The stunning footage was captured on Nov. 1 using a camera mounted on a drone. It shows the USS John P. Murtha, which is equipped with a well deck that floods, allowing teams to float a test version of NASA's Orion capsule in and out of the deck. You can see more spectacular views in this photo gallery.
That's why NASA and the U.S. Navy borrowed the ship for a multi-day mission to the Pacific Ocean in late October and early November. NASA needed to test the procedures involved in bringing in a capsule after landing.
During the test procedures, NASA personnel, contract staff and Navy divers practiced rowing out to the capsule, encircling it with an inflatable collar and towing it back to the ship.
They also practiced fetching astronauts. When the Orion module lands after a real mission, astronauts will be given the choice of remaining in the capsule until it has been brought in or exiting via an inflatable "front porch" and traveling to the main ship in a small boat.
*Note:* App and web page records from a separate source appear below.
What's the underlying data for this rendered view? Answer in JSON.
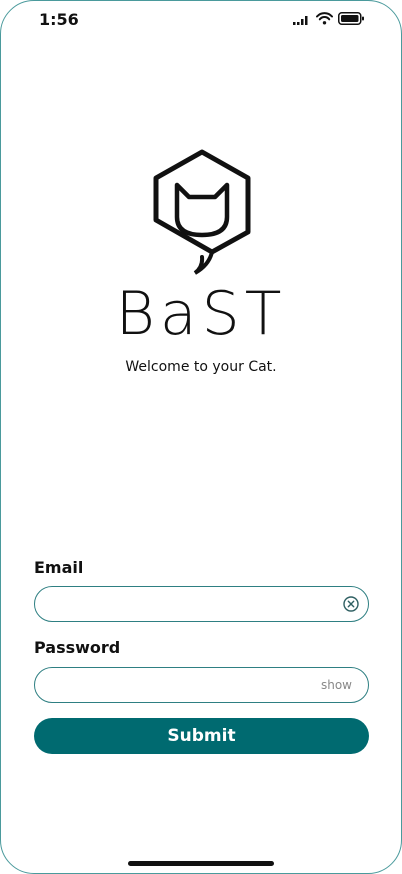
{
  "status_bar": {
    "time": "1:56"
  },
  "brand": {
    "name": "BaST",
    "tagline": "Welcome to your Cat."
  },
  "login_form": {
    "email_label": "Email",
    "email_value": "",
    "password_label": "Password",
    "password_value": "",
    "show_label": "show",
    "submit_label": "Submit"
  },
  "colors": {
    "accent": "#006a70",
    "field_border": "#2e7f82",
    "frame_border": "#4a9a9c"
  },
  "icons": {
    "logo": "cat-hexagon-logo",
    "clear": "clear-circle-x-icon",
    "signal": "cellular-signal-icon",
    "wifi": "wifi-icon",
    "battery": "battery-icon"
  }
}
NASA has plenty of time to hone its recovery procedures — the agency isn't planning to fly humans on the modules until 2023. That voyage has to wait until the capsule's rocket, the Space Launch System, is ready to fly. Uncrewed tests of the pair of vehicles are scheduled to begin in 2020, according to the agency.